Scottish hospices want clarity after funding row

Thursday 4th July 2019

Hospices in Scotland are calling for clarity after a funding row between the Scottish and UK governments led to hospices picking up higher pension bills that left them “out of pocket”, can disclose.

Now sector leaders are voicing concerns organisations delivering palliative and end-of-life care might not see the full share of promised additional funding, and warn further delays could heap more pressure on an already struggling sector.

Scottish hospices have been paying an additional £76k every month since April when the UK Government refused to pass on enough cash to cover increased NHS pensions employer contributions brought in by the Treasury.

The Scottish Government says NHS boards are finalising the arrangements to pass on extra funding to hospices. Hospice UK says its vital its members get the money they were promised “without further delay”.

Ministers pledged to cover the bill but did not say when the cash would be provided, leaving hospices shouldering the costs themselves in the interim.
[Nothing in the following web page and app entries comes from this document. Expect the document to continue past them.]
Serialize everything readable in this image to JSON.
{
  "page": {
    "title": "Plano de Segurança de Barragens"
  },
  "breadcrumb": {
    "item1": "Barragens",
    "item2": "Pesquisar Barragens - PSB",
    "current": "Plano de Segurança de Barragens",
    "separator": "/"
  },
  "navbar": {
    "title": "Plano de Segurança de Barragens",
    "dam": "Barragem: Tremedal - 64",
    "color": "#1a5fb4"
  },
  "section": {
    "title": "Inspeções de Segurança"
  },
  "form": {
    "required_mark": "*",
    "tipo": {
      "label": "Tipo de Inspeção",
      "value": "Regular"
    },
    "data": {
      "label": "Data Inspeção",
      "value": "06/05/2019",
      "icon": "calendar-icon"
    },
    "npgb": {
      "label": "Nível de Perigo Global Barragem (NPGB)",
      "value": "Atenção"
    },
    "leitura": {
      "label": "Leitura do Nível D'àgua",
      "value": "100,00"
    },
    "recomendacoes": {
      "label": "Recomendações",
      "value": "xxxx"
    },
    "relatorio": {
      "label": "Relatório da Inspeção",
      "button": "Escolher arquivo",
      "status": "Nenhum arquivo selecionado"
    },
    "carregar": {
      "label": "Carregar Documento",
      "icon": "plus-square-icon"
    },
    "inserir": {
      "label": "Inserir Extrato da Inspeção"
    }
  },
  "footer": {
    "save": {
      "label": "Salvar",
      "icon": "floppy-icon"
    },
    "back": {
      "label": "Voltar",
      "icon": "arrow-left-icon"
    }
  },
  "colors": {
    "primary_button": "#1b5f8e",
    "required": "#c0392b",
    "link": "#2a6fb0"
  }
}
One figure spoke to said the sector had been left “in limbo” during this period, even as hospices in England were exempted from paying the additional burden.

Another said: “For smaller hospices, this is obviously quite a significant increase in their outgoings for a couple of months.

Although obviously they’ll get the funding back, it’s not particularly ideal, if you’re in a small hospice and you’re looking at the books month-to-month rather than from the year-to-year, to then find out you have to pay a few thousand a month more until the government sees fit to give you the funding.”

Last month the Health Secretary wrote to NHS boards saying the Scottish Government was taking the ‘unprecedented’ step of shifting money from elsewhere in its budget so it could meet the £48m NHS pensions gap.

Even after Ms Freeman instructed NHS bodies to pass on a ‘relevant share’ of this money to hospices, there are concerns they could still not receive the full amount.

Kate Lennon, chief executive of St Vincent’s Hospice in Johnstone, Renfrewshire, and chair of a leadership group for Scottish hospices, tells “It is our understanding that some health and social care partnerships (HSCPs) are still working through the detail of the pension payments.

“Although the Cabinet Secretary [Jeane Freeman] states in her letter of 19th June to NHS chief cxecutives ‘where you engage with Direction Bodies for provision of services, please can you ensure that you pass on the relevant share of funding for employer pension costs,’ it would appear that there will be no guarantees that health boards will treat all hospices in the same way.

Hospice UK represents 16 adult and children’s hospices in Scotland.

Helen Malo, Hospice UK’s policy and advocacy manager for Scotland, says: “It is welcome news that the Scottish Government will allocate funding to NHS boards to cover the increase in employer contributions to NHS pensions faced by charitable hospices.

“However, it is vital that the relevant share of this funding is passed on to hospices as soon as possible without further delay and that it fully meets the increased costs they face.

“Hospices have been out of pocket for several months since the increase in pension employer contributions was introduced, at a time when many are already struggling financially.

“The Scottish Government has made it very clear that this funding should be passed on to hospices. Health boards and HSCPs now need to act swiftly to put this into practice. We hope that NHS boards and integration authorities will consider the needs of people with life-limiting conditions and their families in their areas when allocating this funding”.

The Scottish Government tells that Scottish Ministers are facing a £100m future funding shortfall, on top of the pensions shortfall, after Whitehall failed to pass on £55m in health funding.

A spokesperson says: “We continue to prioritise and protect frontline health services in Scotland and are providing additional funding to meet the increased pension costs for the NHS in Scotland, including hospices that are members of the NHS pension scheme.

“Funding will be passed to hospices by NHS Boards. NHS Boards are finalising the necessary arrangements to provide funding in the usual way and are in contact with hospices to provide further detail.”